| Exercise goal |
All lines of the material that contain "JSON" must be copied out.

BEGIN

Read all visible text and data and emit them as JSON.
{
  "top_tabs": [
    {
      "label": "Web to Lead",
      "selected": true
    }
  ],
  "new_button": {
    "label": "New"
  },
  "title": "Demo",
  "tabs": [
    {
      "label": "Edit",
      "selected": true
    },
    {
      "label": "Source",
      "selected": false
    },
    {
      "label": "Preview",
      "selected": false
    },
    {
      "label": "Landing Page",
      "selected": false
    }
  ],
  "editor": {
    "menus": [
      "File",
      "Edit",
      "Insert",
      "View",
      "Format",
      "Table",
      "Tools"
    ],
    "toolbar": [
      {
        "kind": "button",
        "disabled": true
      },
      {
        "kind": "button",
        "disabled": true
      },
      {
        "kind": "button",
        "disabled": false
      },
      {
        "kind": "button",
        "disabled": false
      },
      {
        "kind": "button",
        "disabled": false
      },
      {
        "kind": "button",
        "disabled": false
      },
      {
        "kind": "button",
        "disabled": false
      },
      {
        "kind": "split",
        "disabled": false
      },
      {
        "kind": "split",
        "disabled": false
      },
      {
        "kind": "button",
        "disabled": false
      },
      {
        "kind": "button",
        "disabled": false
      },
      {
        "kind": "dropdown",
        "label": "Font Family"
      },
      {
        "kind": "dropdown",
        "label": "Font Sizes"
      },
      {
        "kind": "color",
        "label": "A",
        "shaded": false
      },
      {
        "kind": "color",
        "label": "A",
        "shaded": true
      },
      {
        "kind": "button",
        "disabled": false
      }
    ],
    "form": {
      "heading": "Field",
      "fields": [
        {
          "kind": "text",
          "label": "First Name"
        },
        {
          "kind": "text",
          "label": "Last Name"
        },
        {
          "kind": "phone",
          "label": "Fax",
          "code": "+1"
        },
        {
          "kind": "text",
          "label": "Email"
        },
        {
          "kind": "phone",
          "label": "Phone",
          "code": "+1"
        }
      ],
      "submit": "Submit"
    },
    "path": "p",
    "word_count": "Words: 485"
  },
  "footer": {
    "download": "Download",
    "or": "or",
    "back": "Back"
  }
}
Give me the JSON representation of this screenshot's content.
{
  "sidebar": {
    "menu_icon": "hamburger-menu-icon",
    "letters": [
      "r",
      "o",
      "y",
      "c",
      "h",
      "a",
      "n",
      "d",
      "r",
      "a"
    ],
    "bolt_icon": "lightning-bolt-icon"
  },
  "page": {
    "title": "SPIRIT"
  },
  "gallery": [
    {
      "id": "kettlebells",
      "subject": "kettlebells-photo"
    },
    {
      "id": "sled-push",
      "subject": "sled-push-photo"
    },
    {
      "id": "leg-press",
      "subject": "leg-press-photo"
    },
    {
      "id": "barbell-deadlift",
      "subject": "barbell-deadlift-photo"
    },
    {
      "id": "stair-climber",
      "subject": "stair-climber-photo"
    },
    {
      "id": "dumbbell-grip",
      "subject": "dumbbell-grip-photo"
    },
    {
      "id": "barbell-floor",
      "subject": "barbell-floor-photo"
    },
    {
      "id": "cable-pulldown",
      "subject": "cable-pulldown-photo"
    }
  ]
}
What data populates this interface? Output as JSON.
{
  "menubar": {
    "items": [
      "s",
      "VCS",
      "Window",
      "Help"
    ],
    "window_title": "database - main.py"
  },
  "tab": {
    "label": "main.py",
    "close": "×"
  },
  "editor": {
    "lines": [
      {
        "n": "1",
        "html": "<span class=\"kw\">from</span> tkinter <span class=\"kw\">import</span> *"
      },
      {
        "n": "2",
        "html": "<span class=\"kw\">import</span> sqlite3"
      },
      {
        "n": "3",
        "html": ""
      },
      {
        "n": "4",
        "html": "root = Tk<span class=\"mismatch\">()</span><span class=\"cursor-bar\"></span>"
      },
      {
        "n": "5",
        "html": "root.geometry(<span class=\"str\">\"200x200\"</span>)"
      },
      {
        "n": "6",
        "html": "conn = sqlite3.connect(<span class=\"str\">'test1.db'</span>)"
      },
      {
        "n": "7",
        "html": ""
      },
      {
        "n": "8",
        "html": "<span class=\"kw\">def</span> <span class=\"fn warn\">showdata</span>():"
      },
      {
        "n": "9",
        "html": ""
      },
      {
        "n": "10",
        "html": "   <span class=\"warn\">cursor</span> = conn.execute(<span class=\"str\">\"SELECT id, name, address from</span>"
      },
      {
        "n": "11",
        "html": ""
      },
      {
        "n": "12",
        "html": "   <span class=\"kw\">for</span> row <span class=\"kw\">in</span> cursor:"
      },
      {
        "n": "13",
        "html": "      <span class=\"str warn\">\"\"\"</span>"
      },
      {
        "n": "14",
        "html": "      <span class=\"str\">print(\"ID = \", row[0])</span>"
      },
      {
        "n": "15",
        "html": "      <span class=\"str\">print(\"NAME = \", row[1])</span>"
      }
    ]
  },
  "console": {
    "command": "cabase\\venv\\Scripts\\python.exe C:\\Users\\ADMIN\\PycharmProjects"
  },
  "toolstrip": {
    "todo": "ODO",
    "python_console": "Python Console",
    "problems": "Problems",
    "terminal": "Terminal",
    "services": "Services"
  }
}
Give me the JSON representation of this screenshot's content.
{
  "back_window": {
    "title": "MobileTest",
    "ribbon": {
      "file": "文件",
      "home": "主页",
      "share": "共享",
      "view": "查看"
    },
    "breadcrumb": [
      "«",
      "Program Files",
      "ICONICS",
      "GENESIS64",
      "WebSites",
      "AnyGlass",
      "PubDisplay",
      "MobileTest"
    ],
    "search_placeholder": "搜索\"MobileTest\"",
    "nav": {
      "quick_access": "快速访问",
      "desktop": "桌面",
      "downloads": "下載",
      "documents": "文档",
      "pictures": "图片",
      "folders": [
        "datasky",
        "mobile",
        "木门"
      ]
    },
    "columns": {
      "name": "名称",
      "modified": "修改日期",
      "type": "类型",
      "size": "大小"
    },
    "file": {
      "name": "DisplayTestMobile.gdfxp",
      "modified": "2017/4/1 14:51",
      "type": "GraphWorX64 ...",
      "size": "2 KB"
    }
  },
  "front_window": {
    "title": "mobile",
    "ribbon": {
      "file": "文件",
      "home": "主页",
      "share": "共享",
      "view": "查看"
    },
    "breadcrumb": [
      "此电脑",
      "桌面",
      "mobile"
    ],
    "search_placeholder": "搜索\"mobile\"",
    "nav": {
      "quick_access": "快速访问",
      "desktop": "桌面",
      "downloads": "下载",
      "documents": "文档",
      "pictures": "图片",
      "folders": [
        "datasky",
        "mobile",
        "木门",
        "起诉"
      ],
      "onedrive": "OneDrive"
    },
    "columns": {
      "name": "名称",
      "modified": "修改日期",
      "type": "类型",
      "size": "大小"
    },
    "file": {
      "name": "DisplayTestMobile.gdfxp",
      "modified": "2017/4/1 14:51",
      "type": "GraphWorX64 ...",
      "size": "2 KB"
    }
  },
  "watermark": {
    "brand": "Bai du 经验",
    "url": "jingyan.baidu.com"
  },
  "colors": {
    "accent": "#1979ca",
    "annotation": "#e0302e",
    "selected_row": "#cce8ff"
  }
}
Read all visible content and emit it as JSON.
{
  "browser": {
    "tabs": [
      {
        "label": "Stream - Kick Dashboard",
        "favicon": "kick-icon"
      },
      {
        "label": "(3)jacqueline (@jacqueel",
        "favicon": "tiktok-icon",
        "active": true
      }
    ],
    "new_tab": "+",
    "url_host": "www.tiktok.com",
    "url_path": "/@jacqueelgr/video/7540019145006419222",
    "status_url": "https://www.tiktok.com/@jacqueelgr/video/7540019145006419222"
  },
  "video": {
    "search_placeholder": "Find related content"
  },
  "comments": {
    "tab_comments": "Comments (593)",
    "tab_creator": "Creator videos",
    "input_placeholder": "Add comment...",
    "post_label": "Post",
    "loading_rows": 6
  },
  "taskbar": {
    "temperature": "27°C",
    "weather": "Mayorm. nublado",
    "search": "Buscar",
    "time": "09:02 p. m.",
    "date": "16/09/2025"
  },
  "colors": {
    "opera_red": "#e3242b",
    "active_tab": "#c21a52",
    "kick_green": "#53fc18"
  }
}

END

| Exercise result |
Read all visible text and data and emit them as JSON.
Give me the JSON representation of this screenshot's content.
What data populates this interface? Output as JSON.
Give me the JSON representation of this screenshot's content.
Read all visible content and emit it as JSON.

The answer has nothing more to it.